  21. delfuego says:

    Interesting followup; as I said above, I received this phonecall from DirecTV on Saturday, and Sunday (yesterday) afternoon, I penned off a quick email to the CEO of DirecTV, using the email address I found here in a prior post. At 6:30 PM, my phone rang, and it was an agent who identified himself as being in the CEO’s office, and who had my email in front of him — he said that they had no knowledge that marketing was making these calls, and agreed with my assessment that this was an enormous liability for DirecTV. (He also was stunned that marketing had gone so far as to set up an entire automated system that both makes the calls and allows customers to call back in to take themselves off the do-not-call list.) He seemed legitimately aghast, and promised me followup as soon as he was able to get it.

    So perhaps this is an example of one arm of DirecTV doing things without the knowledge of the executives… in any event, it was interesting to get literally a five-hour turnaround, on a Sunday, to my email to the CEO asking them to explain this.

  22. @trai_dep: I got those a long while back but they actually left messages on the answering machince.

    @Eyebrows McGee: I got the credit card one too only the message didn’t bother saying it wasn’t an emergency. When I dialed ‘0’ for a representative and asked what account they were talking about (I don’t own any credit cards) the lady hung up on me.
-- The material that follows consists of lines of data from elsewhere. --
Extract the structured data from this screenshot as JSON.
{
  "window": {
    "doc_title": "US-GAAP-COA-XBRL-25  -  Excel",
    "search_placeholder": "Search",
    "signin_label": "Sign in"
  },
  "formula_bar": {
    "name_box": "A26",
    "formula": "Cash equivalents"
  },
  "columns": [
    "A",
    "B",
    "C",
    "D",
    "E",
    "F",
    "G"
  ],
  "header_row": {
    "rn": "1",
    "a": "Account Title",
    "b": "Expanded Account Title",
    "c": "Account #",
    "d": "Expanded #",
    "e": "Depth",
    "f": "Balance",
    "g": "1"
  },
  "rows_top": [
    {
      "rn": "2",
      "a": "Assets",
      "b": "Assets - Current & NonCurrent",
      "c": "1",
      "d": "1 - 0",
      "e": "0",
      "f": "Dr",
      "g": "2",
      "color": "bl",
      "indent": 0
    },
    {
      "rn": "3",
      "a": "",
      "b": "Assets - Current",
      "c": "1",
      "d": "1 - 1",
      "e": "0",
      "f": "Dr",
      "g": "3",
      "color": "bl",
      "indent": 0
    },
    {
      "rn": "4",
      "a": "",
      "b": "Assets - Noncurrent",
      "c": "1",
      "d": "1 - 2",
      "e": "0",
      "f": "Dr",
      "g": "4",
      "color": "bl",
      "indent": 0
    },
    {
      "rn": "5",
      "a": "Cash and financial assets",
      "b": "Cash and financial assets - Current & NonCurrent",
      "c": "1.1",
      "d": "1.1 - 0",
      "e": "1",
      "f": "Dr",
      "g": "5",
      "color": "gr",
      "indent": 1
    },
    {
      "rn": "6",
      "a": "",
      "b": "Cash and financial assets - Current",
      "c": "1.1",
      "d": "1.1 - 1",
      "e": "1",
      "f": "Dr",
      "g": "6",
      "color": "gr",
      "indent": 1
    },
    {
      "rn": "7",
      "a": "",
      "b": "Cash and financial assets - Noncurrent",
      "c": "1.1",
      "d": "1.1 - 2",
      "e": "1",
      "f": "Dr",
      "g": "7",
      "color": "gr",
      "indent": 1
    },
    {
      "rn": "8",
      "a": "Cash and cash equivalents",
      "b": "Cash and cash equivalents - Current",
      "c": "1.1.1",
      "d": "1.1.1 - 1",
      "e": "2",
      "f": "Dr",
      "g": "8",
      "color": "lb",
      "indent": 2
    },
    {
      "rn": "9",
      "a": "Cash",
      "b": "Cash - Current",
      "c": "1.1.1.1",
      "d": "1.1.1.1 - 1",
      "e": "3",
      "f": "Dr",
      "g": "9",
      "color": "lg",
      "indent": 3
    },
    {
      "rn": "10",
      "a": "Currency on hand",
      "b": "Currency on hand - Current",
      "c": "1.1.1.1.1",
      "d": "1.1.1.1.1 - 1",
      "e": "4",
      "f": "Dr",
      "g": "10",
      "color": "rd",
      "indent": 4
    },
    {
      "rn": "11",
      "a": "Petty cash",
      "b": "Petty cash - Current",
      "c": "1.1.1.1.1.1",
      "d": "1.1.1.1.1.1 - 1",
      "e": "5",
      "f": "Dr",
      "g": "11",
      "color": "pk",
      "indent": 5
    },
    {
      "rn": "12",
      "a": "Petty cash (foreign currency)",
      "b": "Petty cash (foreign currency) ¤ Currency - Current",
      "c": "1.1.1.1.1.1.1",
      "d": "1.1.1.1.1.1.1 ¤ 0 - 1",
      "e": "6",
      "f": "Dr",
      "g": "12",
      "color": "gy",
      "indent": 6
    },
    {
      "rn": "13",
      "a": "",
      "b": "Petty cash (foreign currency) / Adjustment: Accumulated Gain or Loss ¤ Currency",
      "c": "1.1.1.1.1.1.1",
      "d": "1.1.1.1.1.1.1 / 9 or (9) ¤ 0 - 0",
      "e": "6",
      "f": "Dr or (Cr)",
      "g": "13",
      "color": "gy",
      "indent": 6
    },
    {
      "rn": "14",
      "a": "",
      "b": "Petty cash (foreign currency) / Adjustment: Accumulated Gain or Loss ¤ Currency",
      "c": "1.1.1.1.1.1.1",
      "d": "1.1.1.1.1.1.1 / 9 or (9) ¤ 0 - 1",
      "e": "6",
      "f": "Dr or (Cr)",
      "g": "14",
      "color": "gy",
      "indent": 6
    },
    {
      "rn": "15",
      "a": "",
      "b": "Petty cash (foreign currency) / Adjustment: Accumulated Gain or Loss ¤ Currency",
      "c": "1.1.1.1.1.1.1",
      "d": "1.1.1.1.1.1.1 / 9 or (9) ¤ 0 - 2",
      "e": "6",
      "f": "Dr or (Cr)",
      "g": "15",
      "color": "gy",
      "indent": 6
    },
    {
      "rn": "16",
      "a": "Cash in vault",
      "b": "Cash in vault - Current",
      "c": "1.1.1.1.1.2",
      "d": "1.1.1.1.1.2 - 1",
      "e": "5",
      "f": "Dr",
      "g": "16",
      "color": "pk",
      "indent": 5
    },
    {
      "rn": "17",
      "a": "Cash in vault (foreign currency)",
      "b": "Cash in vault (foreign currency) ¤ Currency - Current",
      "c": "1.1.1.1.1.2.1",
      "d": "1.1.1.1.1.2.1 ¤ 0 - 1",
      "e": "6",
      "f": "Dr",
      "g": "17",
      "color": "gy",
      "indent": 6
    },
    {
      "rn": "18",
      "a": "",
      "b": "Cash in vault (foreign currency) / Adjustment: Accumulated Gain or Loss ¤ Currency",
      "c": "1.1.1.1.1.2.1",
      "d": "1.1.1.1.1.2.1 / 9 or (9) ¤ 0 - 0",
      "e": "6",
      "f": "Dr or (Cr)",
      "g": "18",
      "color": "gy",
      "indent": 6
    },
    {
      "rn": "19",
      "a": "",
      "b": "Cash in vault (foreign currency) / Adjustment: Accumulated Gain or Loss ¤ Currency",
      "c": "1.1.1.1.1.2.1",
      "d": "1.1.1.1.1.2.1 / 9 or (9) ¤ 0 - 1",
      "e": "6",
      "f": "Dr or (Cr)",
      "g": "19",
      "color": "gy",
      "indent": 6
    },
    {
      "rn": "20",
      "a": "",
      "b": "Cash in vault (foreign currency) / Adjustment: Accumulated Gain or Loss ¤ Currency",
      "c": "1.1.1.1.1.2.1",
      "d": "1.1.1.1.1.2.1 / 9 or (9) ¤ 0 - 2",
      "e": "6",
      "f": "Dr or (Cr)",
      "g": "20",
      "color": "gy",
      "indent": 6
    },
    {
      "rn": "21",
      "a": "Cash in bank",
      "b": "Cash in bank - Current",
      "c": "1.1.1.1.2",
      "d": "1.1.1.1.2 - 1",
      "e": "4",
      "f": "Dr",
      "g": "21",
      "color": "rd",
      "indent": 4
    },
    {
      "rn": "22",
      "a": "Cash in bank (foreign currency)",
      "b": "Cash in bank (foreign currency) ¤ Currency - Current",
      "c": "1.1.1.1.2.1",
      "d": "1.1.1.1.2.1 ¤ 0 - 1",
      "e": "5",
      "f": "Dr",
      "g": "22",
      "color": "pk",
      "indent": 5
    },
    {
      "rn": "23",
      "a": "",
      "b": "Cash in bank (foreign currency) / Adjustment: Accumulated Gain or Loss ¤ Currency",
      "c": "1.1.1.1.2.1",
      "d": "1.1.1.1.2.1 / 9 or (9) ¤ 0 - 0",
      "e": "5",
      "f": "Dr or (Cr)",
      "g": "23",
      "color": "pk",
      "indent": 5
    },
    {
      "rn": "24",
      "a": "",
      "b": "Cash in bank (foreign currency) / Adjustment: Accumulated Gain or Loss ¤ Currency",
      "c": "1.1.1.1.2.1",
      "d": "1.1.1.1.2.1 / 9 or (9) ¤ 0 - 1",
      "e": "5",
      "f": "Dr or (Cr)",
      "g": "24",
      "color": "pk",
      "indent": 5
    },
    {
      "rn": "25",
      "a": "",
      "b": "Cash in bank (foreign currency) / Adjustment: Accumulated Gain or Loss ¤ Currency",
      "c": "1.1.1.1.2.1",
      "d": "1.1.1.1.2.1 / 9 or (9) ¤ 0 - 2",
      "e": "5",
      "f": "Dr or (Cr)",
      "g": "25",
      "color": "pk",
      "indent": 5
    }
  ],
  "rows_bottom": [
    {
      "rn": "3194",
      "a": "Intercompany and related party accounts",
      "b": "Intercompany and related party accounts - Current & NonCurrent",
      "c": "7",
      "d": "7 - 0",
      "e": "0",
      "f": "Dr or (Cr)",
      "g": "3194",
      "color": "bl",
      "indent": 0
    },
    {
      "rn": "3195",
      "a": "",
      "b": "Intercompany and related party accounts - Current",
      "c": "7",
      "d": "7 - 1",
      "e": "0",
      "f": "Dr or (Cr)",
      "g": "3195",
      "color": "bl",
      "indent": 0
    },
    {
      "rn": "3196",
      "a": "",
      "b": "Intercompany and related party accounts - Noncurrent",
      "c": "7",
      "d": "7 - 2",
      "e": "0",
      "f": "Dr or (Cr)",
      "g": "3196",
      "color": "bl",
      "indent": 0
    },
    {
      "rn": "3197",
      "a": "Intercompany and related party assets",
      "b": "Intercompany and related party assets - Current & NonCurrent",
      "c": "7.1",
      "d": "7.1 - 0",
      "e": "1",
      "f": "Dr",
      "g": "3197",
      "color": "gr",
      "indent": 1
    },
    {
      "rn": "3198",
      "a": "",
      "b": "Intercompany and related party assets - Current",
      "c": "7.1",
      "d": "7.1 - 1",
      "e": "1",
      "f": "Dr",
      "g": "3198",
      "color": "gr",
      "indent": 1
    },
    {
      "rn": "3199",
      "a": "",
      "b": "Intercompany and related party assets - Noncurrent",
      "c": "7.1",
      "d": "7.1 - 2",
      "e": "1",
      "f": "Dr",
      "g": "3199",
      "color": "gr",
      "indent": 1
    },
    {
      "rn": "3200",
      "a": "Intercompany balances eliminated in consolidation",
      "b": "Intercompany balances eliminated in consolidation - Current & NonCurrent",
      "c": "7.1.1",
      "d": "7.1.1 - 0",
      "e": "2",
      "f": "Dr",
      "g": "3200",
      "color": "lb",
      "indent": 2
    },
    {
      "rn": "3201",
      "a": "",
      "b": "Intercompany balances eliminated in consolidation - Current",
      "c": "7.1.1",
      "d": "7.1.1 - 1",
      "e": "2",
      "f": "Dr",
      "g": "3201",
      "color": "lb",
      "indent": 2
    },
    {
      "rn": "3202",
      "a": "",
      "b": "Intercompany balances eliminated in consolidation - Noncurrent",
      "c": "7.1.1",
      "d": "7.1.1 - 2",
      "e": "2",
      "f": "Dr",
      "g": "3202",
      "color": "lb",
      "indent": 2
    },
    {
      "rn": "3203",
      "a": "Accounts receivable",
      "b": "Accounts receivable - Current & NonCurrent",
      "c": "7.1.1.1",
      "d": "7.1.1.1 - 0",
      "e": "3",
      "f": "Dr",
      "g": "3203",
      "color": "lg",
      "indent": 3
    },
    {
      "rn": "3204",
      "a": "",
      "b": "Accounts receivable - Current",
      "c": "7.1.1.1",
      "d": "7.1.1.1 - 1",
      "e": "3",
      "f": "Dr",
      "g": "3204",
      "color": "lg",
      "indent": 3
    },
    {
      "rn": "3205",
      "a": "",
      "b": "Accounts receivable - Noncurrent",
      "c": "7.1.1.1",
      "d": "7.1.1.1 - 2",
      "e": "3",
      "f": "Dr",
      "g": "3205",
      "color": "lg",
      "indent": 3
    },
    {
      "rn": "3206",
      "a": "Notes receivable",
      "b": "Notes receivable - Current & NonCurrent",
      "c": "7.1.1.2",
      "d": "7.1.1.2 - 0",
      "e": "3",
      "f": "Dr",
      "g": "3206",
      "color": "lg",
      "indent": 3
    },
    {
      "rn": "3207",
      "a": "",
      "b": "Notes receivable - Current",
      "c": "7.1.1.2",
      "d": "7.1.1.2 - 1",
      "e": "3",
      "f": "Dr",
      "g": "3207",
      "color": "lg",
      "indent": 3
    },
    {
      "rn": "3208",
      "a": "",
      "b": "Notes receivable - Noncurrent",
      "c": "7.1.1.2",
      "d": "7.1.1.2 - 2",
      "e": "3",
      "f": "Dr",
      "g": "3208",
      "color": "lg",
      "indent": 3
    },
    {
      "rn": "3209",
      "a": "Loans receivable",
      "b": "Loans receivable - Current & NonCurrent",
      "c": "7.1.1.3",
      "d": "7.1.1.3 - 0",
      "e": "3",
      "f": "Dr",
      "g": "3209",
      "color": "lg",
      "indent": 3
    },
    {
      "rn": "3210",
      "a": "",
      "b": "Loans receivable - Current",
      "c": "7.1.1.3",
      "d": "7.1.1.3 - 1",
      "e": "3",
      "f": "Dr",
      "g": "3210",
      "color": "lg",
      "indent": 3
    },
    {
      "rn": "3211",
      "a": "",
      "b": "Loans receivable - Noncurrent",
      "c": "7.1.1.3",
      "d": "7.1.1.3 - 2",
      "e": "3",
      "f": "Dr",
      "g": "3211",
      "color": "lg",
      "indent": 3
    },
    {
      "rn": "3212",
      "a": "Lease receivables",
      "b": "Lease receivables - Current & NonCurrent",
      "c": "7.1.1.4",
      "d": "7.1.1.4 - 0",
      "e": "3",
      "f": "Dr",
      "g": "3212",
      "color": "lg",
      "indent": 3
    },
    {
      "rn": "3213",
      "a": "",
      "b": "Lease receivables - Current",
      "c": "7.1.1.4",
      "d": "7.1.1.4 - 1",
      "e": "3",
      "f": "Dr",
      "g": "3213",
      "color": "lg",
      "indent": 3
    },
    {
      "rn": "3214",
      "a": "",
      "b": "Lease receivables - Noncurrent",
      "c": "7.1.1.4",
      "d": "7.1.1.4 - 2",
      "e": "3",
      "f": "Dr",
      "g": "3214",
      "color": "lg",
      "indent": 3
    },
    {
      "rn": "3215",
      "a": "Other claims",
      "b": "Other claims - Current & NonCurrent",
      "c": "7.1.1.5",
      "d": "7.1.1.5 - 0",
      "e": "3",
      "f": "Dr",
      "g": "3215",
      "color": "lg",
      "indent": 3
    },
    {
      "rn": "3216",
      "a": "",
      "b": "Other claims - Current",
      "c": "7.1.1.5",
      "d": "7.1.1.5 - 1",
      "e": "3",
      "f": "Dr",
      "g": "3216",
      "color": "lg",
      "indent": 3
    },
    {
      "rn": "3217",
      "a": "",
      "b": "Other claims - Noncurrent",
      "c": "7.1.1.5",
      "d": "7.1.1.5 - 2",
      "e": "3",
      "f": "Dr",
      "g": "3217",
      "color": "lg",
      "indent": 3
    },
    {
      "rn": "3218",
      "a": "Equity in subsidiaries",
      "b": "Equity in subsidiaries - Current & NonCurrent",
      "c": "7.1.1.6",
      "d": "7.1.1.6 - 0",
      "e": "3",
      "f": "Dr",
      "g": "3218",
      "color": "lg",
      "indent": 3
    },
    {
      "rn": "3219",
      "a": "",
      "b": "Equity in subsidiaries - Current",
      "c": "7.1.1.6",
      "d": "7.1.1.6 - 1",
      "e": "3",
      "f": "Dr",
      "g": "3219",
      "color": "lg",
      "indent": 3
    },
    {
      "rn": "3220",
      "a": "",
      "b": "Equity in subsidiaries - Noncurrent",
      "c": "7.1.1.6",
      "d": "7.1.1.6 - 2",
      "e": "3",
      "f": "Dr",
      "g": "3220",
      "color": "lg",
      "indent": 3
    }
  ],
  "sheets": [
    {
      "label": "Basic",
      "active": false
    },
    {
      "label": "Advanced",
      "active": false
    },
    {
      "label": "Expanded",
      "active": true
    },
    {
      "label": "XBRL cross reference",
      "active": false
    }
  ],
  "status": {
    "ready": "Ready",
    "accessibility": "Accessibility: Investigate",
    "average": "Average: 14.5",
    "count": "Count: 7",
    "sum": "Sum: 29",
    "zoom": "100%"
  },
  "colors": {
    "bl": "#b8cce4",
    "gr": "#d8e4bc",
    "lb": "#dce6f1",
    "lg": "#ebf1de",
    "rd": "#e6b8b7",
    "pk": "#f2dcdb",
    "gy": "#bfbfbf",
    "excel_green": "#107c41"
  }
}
    in any event, it was interesting to get literally a five-hour turnaround, on a Sunday, to my email to the CEO asking them to explain this.
    @delfuego: Yeah, that’s pretty amazing.

  23. Flynn says:

    The more I think about that automated system, the more irritated I get.

    – You get an automated phone call that basically dares you to hit a key so they can remove you from their list
    – The number shows up as a generic 800 number on the caller ID, not DirecTV
    – If you happen not to be there (they don’t leave a message), when you call the automated number, here’s what you hear:
    “You have reached the DirecTV Do Not Call preference line. Please enter the phone number from your DirectTV account to confirm that you want to be removed from the DirecTV do not call list.”

    And if you’re used to speeding through menus like I am, you’d immediately think this is for your preferences, not simply for removal from the do not call list (and I’m reminded of The Simpsons here…”Don’t Do what Donny Don’t Does. They could make this more clear”). So, if you happen to start keying in your number to check your “preferences,” you’re greeted with “Thank you, you are now removed from our do not call list.” They do give you the main DirecTV number, but there is NO way to re-add yourself to the list on that number.

    Slimy, slimy, SLIMY.

  24. Flynn says:

    @delfuego: Keep us informed as to what follow up you get. I shot off an e-mail to him just now as well.

  25. Piranhahaha says:

    The phone rang tonight just as How I Met Your Mother, which I oddly enough was recording via DirecTV, had its season 3 debut — 8:01pm or so.

    I googled “directv do not call list” and this site popped up.

    Thanks for the reassurance that this isn’t a ploy and that the 800 number isn’t some thingie where your call gets redirected to Whateviastan at a gazillion bucks per minute?

    I suspect a scam.

    I get and read their emails all the time — how come DirecTV can’t inform us about these special offers the tried and true way?

    Has anybody actually confirmed tha this number actually belongs to DirecTV?

    It was received from “Diane at DirecTV”: 800/778-2578.

  26. Flynn says:

    If it doesn’t belong to them, they’ve got a SERIOUS security breach, as DirecTV customers are being targeted.